Try it - Copy each line of the entries that includes the word "prefix".

Entries supplied -
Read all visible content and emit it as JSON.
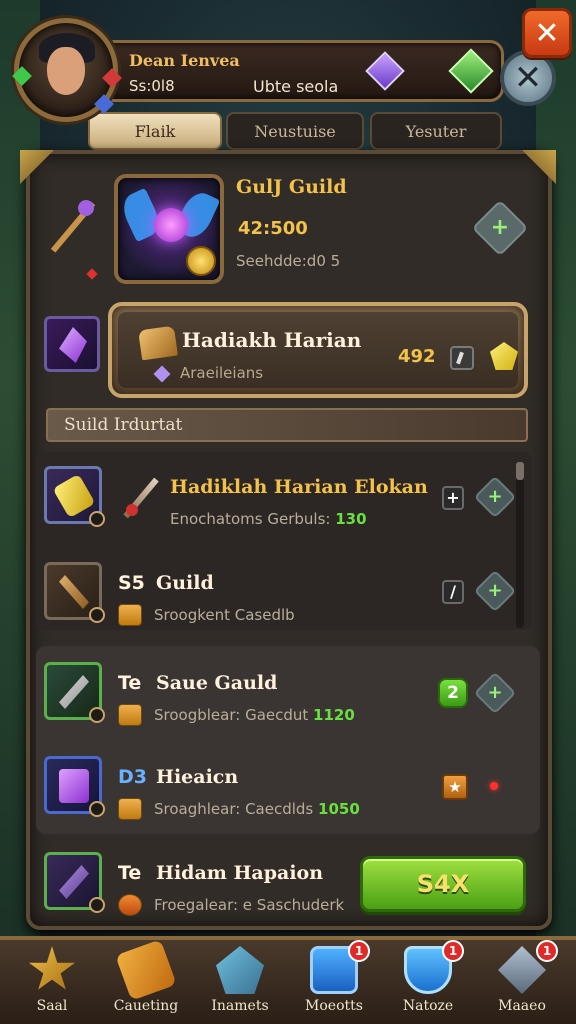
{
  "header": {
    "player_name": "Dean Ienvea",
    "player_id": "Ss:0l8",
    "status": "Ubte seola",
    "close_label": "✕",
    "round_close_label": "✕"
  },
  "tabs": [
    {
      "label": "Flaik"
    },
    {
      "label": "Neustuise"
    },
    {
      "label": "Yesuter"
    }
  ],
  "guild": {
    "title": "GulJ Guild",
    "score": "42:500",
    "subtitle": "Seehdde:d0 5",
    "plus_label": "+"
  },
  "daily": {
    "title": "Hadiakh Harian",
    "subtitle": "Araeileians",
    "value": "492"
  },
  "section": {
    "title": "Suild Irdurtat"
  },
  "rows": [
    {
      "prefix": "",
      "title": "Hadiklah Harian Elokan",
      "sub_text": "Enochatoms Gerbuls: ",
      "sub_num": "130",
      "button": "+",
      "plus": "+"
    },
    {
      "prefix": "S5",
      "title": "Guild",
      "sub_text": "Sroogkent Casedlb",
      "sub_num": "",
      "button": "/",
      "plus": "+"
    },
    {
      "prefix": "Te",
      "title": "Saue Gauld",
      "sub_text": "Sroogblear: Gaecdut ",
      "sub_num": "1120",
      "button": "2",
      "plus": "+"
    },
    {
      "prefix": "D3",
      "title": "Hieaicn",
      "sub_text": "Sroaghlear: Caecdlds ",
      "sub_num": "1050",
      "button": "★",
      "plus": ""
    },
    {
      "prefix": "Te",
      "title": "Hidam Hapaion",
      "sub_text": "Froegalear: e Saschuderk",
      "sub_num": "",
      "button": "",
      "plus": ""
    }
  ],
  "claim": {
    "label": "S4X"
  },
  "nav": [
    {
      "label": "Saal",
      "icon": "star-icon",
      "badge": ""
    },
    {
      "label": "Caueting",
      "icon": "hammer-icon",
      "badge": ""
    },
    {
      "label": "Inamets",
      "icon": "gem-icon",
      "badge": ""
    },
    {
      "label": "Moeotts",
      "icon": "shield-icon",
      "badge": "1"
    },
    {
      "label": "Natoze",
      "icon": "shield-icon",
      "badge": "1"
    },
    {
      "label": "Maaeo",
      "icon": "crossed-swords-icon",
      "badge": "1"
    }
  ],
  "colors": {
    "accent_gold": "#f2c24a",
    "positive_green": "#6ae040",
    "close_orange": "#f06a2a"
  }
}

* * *

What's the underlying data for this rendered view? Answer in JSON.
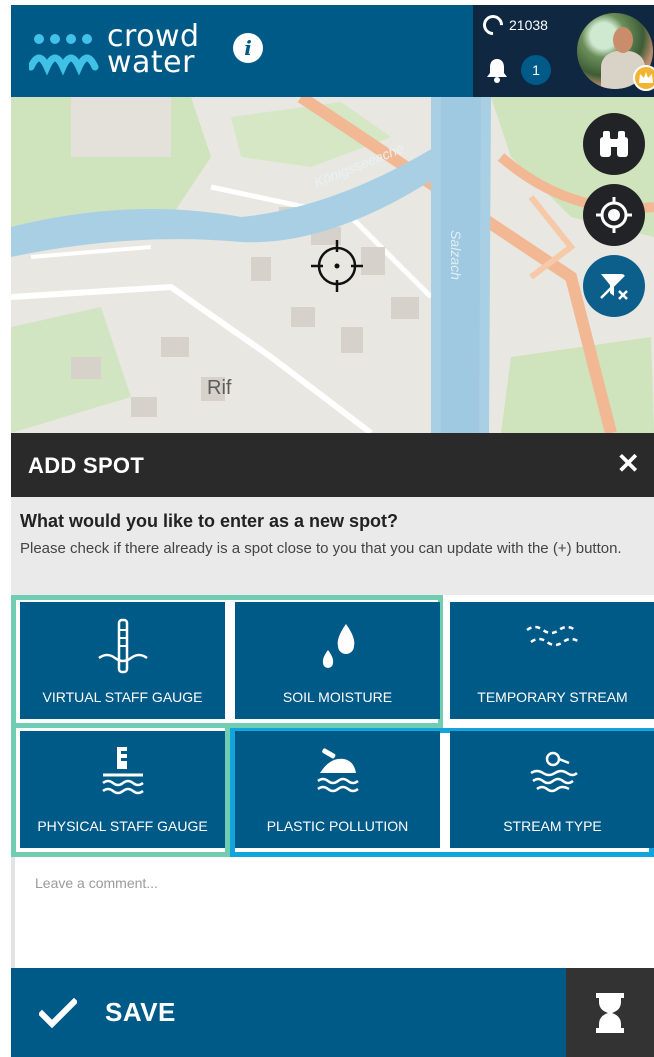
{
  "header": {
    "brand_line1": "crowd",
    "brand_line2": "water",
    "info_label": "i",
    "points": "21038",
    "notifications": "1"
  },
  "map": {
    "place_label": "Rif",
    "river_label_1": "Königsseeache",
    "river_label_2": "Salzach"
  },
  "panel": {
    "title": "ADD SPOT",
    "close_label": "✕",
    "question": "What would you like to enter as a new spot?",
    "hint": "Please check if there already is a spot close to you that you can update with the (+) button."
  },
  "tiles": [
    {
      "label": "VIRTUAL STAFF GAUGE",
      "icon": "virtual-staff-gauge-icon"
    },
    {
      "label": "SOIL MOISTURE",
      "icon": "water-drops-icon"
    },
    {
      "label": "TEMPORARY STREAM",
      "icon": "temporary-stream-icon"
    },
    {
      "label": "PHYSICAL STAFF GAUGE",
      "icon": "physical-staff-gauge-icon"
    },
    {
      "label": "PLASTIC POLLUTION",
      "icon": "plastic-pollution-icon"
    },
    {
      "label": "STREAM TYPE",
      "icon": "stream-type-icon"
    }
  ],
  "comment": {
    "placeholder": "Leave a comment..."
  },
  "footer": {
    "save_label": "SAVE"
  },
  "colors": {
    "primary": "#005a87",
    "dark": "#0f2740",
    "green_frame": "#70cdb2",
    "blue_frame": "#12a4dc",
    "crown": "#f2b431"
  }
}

Task result -
      "prefix": "",
      "prefix": "S5",
      "prefix": "Te",
      "prefix": "D3",
      "prefix": "Te",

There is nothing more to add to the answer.